Room 237 is really just the latest example of remix culture, one artist building off the work of another to create something that readjusts how we feel about the original work. In popular culture, that happens most noticeably in viral mashups–think Trent Reznor and Carly Rae Jepsen smashed together or the Toy Story 3: Inception trailer–that are clever but also sort of disposable. (You think about them for a second, and then you click on another "Harlem Shake" video.) There have, however, been larger, more ambitious film projects along these same lines, such as Rebirth of a Nation (where DJ Spooky "remixed" Birth of a Nation) and The Clock (Christian Marclay's engrossing video that consists of existing movie and TV scenes that take place chronologically over a 24-hour period). Beyond simply being clever, these projects force you to look at older work in a new light. In The Clock, for instance, you're constantly aware how time is always a factor when telling a story, and how you yourself are spending time when you watch a film. By comparison, Room 237 is something of a happy middle ground between the silly, shallow pleasures of viral mashups and the more intellectual pursuits of The Clock, which you can only see at a museum and only at certain times. Room 237 is a documentary that cuts open and examines a horror favorite, but along the way it asks lots of thoughtful questions about how we interpret movies and how a director's intention and an audience's takeaway can be very, very different.
Room 237 is also just really fun. For all its obsessive talk and odd theories, it's really about a deep love for The Shining and and its filmmaker. And in the end, that's what I respond to the most. I've seen it twice now, and both time it's made me want to watch The Shining immediately.
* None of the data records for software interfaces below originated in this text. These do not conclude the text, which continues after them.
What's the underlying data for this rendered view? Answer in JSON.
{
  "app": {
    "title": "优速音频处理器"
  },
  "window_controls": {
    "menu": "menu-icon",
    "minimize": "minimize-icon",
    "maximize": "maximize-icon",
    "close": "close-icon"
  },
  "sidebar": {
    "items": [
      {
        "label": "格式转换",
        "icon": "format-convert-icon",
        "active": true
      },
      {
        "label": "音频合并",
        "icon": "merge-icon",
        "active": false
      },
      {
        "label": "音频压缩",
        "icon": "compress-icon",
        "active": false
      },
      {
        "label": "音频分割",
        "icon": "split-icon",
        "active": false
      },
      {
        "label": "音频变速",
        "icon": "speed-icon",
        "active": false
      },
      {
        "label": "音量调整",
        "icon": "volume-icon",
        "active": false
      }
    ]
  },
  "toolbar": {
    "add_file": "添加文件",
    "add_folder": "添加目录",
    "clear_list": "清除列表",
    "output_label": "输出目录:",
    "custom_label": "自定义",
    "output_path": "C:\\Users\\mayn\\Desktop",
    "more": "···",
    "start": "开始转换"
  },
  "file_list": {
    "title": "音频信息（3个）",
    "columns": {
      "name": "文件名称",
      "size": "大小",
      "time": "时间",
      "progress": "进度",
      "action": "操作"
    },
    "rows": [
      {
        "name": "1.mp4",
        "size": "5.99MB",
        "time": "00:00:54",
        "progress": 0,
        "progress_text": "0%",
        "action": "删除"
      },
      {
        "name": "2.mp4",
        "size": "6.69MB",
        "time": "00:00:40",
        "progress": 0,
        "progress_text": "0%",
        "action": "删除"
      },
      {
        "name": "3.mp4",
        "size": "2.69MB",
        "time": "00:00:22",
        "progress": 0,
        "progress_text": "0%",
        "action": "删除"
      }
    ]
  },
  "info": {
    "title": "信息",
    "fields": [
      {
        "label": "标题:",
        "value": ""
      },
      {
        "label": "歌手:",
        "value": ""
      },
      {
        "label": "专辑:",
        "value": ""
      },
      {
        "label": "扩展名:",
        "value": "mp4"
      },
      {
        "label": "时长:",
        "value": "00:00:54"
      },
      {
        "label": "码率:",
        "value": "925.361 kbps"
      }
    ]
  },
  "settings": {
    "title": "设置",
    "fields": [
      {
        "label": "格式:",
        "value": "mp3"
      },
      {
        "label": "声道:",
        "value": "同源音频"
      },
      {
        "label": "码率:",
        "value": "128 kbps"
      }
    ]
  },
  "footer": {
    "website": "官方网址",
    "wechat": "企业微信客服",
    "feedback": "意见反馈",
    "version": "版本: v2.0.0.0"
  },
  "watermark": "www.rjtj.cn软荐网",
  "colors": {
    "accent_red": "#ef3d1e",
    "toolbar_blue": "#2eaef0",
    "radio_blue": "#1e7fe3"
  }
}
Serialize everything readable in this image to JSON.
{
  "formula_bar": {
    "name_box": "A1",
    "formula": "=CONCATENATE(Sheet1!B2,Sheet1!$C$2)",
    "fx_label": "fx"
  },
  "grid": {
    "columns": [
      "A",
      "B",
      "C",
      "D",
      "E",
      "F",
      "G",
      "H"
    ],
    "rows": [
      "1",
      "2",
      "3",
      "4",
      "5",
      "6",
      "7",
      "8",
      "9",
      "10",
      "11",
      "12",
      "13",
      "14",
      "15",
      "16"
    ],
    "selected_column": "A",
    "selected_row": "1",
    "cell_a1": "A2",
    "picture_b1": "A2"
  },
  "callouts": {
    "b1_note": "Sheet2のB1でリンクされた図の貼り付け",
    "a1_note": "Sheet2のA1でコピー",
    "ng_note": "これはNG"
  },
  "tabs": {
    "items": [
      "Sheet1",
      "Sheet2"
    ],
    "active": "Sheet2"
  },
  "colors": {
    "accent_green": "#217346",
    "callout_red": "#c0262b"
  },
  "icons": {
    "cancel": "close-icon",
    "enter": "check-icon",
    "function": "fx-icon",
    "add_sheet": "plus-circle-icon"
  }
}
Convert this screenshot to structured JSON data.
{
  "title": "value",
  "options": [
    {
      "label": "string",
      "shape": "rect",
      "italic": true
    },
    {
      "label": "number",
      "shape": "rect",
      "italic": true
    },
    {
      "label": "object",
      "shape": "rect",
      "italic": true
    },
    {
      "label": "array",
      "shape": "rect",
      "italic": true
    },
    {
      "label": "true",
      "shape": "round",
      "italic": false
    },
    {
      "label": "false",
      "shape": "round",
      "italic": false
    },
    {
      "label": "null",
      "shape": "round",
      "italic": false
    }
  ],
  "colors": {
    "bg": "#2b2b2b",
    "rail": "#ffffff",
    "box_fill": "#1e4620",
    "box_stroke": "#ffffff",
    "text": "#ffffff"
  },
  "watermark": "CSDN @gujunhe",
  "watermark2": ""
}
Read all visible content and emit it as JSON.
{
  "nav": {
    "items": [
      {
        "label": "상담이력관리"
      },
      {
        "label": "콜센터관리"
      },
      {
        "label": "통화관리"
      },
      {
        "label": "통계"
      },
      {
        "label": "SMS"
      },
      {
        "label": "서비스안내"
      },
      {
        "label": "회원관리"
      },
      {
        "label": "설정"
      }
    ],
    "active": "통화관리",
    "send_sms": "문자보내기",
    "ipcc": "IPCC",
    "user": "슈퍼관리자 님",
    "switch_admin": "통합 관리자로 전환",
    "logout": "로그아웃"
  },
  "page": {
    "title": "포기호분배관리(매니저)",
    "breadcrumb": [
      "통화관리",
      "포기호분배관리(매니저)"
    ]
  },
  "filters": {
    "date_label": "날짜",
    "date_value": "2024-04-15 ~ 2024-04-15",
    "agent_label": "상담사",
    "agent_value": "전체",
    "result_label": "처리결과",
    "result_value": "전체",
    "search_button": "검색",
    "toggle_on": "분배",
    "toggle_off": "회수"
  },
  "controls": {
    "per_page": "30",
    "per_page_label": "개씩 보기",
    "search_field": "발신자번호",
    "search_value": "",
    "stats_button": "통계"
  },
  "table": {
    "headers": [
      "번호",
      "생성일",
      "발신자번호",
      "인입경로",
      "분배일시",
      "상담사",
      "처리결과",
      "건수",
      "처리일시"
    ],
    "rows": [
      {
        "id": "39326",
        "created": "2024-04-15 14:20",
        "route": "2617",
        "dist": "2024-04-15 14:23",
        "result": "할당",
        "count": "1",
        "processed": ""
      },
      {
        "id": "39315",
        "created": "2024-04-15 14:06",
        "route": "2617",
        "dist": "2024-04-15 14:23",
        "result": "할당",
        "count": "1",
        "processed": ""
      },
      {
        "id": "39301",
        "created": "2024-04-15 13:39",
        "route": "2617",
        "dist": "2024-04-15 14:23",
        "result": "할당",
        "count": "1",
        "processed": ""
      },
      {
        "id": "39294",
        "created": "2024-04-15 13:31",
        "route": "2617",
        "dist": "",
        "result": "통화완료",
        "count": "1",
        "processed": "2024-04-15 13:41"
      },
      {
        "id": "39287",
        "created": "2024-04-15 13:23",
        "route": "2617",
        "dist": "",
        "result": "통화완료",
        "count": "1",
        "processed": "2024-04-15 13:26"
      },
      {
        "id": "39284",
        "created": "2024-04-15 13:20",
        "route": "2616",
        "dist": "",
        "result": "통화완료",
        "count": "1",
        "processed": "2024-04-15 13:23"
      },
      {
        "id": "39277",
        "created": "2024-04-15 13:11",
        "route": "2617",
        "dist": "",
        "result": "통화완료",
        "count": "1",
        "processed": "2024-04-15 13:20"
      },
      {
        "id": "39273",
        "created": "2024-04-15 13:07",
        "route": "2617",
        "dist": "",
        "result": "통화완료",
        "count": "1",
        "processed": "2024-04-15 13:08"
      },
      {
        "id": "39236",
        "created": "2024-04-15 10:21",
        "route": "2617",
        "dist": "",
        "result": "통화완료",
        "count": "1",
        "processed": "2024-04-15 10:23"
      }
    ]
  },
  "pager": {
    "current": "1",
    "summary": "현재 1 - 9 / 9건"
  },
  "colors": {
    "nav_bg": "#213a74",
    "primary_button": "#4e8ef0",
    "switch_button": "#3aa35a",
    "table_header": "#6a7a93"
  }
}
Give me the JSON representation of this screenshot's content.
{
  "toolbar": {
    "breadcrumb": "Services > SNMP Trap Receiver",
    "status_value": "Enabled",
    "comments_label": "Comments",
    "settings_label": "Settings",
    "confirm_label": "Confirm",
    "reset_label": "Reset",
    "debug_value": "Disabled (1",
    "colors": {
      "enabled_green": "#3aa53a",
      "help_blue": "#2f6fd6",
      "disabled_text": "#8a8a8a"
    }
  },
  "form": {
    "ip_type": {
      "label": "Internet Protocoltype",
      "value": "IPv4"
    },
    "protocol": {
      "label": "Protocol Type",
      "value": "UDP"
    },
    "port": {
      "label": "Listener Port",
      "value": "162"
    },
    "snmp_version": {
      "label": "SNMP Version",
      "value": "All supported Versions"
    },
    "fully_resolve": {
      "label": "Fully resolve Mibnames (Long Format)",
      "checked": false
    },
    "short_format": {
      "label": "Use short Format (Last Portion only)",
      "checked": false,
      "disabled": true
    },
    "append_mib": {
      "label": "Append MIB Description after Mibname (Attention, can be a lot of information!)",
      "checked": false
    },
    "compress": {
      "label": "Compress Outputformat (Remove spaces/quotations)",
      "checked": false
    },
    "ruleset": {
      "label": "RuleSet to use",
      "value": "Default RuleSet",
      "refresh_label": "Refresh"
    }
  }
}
That's weird because, really, I'd been watching it for the 100 minutes or so that the documentary was on. But Room 237 draws you in and screws with your head so much that, when it's over, you feel like you need to see the original source again to make sure that what you thought the movie was about really is accurate. (I've also seen it as a dark satire on the traditional American family.) In its own way, the documentary is as frightening as the movie it's analyzing. You get lost in Room 237, and although it can be really funny–some of the theories are just plain nuts–you start to get disoriented, with only these disembodied voices leading you through the Overlook. There will never be another Stanley Kubrick film, but Room 237 so expertly rewires your feelings about The Shining that a 33-year-old movie suddenly feels brand new.
Grierson & Leitch is a regular column about the movies. Follow us on Twitter, @griersonleitch.
GIF by Jim Cooke.